The Rule of Saint Benedict and (Pope) Gregory the Great’s Life of Saint Benedict
Thursday, July 4: Arrive; get settled; stroll through the old city (Urbs Vetus) of Orvieto
Friday, July 5
Topic #1: Introductory discussion: What exactly are the operative terms, attitudes, and practices regarding the moral life in our own circles?
Read: essays by Tal Howard; Matthew Anderson; Marilyn McEntyre; John Skillen; James Skillen
Afternoon activity: First visit to Duomo and San Brizio Chapel
Saturday, July 6
Topic #2: Learning and practicing the Seven Virtues: a stroll through the Urbs Vetus of classic texts
Read: Virtues & Vices in the Arts: Cicero, St. Paul; Gregory the Great, Aristotle, Aquinas
Afternoon Activity: Vespers with the cloistered Franciscan nuns
Sunday, July 7
Church in morning
Topic #3: Virtues & Vices in Literature: Chaucer, Boccaccio, Hildegaard von BingenRead: Chaucer, Parson’s Tale; Boccaccio, Decameron Day 1 Tale 1; Hildegaard von Bingen, Ordo Virtutem
Monday, July 8
EXCURSION #1 Florence: Virtues & Vices in the Visual Landscape (Santa Maria Novella, San Marco, Baptistery, etc.)
Tuesday, July 9
Topic #4: Dante, Inferno cantos 1, 3, 5, 7, 11, 26 (willingly trapped); Purgatorio cantos 1-5, 9-13, 21-22, 30 (willingly freed)
Wednesday, July 10
EXCURSION #2 Siena & Abbey of Monte Oliveto Maggiore: Virtues & Vices in the cloistered community and the public communityRead beforehand: Quentin Skinner essay (and the Rule of Saint Benedict and Gregory’s Life of Saint Benedict

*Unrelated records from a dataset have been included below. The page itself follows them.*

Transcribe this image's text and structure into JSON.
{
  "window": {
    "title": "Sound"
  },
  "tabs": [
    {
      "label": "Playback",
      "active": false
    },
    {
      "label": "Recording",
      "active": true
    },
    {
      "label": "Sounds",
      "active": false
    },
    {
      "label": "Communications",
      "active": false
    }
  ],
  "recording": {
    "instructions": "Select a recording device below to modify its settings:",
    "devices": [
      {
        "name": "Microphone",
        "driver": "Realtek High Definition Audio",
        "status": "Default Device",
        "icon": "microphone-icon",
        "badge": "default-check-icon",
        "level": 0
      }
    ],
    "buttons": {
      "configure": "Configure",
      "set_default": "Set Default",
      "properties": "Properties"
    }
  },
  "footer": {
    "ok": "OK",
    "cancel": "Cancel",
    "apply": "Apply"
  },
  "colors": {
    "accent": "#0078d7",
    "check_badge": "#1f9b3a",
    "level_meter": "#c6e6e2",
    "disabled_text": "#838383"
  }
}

Thursday, July 11
Topic #5 Concluding discussion: teaching and forming the Virtues
Friday, July 12 Departure